The hobby device
Here's a little more on that interesting thread on CrimeSpace last week, started by our own Kathryn Lilley ... about hobby/crafts mysteries, a sub-sub genre I've just entered. One poster worried that hobby/crafts writers might be using said hobby as a substitute for character development.
Quite possibly, but no more likely than any other writer.
It's true that we don't want a recipe or knitting instructions interrupting the action, but neither do we necessarily need a graphic sex scene to help us "understand the character." Think of all the cliché traits that have been used to define a character in crime fiction, such as alcoholism, listening to jazz, chain-smoking, and bar fighting. Any of these devices can be used well or as a cop-out for the hard work of creating a three-dimensional protagonist.
What a good hobby mystery writer should do is what any good writer should do: use the protagonist's hobby as a window into his/her worldview. How does the character see the world? In terms of the next bar, or as a tapestry to be woven? What metaphors is she/he likely to use for life? A pattern to be embellished, or the bottom of a bottle? Is studying an ancient piece of needlework less worthy than looking deep into a chest cavity, minus its protective covering?
The protagonist in my new series is a miniaturist.
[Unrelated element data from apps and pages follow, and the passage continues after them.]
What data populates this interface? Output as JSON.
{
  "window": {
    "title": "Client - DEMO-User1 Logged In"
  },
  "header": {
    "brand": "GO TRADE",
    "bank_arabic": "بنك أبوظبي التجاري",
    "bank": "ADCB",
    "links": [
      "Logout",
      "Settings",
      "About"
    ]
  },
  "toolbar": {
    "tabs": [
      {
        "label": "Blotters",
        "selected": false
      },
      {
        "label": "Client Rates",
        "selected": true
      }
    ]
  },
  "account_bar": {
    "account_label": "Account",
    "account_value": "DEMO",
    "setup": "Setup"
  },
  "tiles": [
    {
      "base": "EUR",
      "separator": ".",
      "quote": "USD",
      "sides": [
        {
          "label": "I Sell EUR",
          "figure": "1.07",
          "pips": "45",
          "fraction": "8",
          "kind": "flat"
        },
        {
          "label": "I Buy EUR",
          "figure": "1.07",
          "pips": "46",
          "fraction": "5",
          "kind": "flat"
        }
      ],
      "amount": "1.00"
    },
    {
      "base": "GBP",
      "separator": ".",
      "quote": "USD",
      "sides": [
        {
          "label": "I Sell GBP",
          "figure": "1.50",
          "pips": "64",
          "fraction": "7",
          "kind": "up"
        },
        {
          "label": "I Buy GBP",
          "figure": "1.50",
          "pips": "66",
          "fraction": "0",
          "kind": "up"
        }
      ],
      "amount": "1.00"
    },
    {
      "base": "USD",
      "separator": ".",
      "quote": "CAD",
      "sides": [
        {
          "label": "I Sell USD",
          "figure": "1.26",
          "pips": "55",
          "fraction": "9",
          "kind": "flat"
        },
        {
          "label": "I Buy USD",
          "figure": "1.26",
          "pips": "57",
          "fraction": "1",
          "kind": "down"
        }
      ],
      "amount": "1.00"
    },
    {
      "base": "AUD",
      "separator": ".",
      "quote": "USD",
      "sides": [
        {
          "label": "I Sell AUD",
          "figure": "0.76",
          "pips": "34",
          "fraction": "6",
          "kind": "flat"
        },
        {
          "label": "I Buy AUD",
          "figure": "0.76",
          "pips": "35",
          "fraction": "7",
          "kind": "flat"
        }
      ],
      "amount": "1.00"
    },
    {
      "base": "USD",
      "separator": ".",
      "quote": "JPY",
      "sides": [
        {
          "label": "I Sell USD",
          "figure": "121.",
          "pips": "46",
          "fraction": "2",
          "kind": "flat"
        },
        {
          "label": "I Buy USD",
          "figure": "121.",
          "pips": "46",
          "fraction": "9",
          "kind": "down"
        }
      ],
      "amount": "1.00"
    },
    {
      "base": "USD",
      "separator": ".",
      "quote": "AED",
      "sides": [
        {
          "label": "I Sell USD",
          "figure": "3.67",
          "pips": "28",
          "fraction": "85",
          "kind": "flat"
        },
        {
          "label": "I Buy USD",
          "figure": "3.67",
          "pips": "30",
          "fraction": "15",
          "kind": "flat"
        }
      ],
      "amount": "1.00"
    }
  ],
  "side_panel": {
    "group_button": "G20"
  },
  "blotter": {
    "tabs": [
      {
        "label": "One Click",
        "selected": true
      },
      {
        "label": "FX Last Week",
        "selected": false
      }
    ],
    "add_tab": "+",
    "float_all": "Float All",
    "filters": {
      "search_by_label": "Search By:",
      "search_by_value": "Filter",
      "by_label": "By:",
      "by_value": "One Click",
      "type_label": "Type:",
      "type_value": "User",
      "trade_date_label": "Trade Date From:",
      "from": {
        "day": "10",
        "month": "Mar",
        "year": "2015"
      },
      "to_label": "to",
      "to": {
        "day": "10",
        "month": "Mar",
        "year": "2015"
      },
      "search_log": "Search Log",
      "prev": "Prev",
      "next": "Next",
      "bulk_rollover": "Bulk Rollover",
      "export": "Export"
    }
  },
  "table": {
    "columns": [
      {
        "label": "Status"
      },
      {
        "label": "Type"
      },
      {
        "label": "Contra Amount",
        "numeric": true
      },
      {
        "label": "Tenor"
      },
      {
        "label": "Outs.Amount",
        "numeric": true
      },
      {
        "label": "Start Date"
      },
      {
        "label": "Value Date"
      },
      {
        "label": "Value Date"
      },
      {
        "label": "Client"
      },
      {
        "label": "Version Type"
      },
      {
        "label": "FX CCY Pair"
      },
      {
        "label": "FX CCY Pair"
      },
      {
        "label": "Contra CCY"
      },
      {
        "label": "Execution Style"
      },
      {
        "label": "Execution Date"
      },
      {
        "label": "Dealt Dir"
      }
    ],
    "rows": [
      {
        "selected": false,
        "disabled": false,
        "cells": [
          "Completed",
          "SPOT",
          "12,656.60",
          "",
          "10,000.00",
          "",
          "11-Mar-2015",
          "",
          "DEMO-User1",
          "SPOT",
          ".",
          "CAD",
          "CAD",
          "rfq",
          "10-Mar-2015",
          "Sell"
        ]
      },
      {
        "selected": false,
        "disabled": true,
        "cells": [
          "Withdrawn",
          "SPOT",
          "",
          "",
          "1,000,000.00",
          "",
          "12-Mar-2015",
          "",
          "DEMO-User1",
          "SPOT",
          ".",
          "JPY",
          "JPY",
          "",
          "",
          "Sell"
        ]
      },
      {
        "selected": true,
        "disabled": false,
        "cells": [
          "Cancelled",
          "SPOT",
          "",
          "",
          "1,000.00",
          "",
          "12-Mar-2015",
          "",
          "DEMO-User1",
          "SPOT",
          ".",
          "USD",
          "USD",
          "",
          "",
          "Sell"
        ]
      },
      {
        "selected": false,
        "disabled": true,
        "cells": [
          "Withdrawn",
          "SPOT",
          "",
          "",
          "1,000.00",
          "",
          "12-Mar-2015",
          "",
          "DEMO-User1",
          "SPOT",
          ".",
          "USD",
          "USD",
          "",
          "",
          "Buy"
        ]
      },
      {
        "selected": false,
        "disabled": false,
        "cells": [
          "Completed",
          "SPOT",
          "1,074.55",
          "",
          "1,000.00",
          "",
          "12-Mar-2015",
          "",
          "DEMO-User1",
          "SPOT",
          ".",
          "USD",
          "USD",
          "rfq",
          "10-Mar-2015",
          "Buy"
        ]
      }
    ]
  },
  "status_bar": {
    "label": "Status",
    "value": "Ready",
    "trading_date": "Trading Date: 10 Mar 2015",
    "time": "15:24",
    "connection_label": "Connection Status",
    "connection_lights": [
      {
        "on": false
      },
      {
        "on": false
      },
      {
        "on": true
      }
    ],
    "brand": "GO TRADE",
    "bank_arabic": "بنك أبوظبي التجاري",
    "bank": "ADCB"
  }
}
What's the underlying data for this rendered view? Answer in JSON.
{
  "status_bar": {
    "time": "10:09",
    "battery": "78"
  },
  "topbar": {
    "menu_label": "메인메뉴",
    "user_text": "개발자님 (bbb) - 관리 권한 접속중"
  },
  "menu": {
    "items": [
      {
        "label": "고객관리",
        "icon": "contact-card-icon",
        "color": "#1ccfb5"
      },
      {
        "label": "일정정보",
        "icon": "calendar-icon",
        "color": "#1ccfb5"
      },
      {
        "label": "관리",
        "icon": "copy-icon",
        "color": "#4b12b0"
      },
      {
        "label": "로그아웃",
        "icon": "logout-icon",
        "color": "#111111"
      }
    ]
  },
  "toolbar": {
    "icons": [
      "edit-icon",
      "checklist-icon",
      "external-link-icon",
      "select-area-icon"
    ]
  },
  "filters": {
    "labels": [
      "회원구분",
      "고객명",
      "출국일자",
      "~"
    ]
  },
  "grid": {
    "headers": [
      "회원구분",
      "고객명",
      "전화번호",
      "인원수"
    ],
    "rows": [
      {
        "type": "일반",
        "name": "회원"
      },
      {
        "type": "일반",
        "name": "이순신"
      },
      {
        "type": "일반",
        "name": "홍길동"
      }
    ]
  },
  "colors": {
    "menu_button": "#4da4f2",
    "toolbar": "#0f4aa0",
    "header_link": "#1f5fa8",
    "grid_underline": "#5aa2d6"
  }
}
She looks at everything around her as potential material for modeling. A thimble becomes a wastebasket. A long bead becomes a vase or a lamp base. Her thinking is outside the box, since in her mind, the box is actually a refrigerator.
Does this help her solve crimes any better than a jogging-obsessed PI, a renegade cop, or a bed-hopping bounty hunter?